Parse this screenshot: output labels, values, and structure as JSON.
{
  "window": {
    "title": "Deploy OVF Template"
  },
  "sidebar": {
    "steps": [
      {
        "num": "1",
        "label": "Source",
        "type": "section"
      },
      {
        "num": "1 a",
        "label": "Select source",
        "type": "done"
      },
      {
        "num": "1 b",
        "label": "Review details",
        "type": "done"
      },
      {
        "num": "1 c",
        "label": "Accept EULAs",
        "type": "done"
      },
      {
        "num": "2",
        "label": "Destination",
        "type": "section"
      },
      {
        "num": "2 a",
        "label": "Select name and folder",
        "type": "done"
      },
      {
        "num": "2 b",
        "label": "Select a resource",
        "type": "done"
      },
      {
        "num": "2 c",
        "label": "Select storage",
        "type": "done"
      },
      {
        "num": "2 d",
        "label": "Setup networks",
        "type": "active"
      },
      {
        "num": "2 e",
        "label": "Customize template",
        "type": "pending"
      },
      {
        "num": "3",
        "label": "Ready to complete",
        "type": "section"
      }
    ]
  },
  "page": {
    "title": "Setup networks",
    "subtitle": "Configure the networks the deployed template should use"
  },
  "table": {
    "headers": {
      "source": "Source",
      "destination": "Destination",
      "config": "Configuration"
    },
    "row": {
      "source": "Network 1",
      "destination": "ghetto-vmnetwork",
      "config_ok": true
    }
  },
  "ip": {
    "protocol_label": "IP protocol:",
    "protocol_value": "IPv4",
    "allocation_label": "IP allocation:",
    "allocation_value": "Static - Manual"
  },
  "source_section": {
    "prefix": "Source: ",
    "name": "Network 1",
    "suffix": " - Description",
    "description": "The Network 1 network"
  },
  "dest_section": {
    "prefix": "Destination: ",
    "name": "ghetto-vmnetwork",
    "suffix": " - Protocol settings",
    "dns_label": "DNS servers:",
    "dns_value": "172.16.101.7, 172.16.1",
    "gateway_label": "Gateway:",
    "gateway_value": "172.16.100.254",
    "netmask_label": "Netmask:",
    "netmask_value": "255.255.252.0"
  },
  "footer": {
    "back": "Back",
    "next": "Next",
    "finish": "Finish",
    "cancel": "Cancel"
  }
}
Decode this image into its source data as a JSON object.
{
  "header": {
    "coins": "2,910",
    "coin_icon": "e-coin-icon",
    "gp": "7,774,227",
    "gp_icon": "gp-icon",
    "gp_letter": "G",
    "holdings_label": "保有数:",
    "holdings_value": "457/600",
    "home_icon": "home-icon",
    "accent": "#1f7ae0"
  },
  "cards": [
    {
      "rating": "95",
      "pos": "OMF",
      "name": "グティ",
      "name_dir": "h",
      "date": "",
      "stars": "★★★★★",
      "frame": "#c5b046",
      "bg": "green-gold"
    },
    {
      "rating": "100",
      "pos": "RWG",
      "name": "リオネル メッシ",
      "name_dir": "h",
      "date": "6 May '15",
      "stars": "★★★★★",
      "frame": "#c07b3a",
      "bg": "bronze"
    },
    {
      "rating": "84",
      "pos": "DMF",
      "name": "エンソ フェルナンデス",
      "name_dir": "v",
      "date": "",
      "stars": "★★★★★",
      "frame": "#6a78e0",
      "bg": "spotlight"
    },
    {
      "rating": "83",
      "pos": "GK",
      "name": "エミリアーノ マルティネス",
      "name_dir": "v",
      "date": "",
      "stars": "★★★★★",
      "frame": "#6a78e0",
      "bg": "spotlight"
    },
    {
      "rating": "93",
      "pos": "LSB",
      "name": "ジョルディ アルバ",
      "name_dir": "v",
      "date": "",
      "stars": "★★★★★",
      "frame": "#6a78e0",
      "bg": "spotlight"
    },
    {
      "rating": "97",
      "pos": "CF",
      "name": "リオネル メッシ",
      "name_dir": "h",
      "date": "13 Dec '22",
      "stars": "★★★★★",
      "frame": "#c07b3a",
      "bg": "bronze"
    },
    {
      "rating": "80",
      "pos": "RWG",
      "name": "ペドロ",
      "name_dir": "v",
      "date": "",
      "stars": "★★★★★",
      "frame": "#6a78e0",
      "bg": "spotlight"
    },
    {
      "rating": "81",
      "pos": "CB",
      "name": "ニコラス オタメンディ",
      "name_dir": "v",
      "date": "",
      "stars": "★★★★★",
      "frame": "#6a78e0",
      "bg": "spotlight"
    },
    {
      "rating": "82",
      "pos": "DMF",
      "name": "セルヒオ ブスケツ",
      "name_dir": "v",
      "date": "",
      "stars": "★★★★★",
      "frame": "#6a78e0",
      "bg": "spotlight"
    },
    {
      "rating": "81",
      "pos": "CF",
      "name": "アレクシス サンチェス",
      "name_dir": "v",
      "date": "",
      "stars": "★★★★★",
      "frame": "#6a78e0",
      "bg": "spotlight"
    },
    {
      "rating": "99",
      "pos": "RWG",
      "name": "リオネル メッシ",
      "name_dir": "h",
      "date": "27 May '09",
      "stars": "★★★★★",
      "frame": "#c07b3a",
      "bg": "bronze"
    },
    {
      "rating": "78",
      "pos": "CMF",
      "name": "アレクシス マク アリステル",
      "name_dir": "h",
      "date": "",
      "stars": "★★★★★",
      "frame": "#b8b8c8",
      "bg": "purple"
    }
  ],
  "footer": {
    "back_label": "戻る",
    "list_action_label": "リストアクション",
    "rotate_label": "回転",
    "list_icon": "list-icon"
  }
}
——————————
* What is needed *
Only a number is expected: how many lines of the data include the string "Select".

* Answer section *
4